◆ WHAT YOU HAVE TO DO ◆
Below are records; count the lines in them that hold "轮式突击炮" and give only the count.

─── MATERIAL SUPPLIED

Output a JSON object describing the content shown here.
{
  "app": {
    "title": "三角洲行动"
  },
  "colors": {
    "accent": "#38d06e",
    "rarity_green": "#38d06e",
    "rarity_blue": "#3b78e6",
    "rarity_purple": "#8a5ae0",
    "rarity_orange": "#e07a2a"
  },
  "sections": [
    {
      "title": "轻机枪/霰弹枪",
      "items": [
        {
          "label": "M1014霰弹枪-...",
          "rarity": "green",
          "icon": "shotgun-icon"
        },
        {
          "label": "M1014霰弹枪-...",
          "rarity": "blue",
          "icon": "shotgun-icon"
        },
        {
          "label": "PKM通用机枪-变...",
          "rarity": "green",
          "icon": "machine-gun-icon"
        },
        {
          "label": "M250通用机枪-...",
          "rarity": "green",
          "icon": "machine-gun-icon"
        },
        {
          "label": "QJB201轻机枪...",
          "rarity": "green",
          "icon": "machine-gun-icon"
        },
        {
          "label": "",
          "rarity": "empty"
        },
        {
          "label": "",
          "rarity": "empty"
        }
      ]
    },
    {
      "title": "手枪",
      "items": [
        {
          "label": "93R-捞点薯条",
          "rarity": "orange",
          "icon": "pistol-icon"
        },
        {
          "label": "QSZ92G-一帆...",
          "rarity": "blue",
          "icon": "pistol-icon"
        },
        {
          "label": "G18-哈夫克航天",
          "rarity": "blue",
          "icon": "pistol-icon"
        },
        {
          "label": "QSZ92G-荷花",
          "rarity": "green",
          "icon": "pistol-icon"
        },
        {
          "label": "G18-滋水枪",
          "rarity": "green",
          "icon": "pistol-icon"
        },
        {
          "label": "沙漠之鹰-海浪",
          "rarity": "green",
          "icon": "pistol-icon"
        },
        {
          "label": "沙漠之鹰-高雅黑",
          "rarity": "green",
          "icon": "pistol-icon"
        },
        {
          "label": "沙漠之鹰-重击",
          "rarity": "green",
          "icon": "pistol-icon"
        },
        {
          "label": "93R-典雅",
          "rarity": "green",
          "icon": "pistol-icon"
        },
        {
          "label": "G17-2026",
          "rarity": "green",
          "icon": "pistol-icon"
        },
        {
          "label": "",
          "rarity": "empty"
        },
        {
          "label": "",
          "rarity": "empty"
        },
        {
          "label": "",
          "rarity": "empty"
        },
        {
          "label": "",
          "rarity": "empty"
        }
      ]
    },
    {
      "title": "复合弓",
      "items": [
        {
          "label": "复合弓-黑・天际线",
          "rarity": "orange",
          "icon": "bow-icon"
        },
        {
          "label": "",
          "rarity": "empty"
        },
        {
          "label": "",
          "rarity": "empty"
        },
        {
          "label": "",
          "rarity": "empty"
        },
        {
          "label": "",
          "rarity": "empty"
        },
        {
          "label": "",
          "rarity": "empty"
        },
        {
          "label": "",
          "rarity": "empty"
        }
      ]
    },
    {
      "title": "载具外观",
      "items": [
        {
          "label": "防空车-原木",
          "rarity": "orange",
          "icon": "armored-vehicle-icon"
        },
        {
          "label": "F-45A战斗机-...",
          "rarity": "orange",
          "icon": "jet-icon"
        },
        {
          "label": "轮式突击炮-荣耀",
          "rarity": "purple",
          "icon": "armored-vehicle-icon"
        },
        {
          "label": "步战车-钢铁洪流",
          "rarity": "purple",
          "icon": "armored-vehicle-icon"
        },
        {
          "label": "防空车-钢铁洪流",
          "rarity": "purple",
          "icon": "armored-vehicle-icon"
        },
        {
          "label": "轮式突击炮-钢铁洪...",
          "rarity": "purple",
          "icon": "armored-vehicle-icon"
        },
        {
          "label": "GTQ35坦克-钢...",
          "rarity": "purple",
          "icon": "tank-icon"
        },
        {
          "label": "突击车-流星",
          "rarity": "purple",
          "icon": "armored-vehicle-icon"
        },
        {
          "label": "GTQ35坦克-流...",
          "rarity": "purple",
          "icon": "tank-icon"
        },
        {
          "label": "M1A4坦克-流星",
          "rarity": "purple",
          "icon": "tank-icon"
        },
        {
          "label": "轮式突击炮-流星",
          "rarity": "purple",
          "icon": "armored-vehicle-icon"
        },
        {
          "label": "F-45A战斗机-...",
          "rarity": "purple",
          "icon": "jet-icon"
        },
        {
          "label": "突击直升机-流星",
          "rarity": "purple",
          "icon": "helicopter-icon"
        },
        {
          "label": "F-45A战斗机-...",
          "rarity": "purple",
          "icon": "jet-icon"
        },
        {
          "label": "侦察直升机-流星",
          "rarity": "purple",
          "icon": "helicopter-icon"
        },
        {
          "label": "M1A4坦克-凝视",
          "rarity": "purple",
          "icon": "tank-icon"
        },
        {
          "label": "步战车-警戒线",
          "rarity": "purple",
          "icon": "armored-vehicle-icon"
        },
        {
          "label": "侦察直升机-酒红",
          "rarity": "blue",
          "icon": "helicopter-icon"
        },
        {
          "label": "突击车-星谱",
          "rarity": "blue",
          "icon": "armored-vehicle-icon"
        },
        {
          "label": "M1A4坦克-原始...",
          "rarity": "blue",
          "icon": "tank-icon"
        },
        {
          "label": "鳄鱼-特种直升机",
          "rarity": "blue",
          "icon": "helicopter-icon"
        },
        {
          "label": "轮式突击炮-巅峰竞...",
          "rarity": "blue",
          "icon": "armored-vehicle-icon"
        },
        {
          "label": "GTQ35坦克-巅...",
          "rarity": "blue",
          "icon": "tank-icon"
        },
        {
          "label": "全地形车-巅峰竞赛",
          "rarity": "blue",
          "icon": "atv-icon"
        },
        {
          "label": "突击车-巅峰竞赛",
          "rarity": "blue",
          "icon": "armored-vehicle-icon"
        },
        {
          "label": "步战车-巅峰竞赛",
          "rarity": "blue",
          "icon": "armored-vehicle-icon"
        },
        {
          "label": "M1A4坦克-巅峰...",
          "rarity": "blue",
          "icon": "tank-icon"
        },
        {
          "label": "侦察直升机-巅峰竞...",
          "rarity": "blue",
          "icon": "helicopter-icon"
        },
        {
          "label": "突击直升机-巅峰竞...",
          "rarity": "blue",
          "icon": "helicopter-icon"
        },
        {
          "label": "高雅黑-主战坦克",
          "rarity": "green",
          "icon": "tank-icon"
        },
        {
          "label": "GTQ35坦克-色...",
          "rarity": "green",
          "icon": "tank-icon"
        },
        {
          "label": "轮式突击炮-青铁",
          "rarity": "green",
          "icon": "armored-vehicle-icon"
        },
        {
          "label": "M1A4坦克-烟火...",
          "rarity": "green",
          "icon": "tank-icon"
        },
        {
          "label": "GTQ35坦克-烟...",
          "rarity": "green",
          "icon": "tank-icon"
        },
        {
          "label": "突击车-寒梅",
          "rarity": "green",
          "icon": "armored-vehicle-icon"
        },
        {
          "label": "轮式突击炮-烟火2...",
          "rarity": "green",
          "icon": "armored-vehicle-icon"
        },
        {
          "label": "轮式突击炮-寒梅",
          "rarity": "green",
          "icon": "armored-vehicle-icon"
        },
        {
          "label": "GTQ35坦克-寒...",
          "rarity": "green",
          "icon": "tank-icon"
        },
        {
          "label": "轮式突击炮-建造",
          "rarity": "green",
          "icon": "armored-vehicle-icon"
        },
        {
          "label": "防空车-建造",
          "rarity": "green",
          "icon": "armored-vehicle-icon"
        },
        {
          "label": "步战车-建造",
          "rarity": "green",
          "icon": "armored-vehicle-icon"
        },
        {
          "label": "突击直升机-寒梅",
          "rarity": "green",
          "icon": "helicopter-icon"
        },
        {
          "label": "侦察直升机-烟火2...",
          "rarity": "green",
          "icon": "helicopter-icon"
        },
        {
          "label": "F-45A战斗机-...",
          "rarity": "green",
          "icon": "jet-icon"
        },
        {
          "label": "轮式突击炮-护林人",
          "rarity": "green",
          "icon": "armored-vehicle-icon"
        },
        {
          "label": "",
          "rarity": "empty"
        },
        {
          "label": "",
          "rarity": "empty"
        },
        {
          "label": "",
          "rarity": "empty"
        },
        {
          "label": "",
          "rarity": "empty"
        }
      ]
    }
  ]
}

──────

◆ RESULT OF THE EXERCISE ◆
9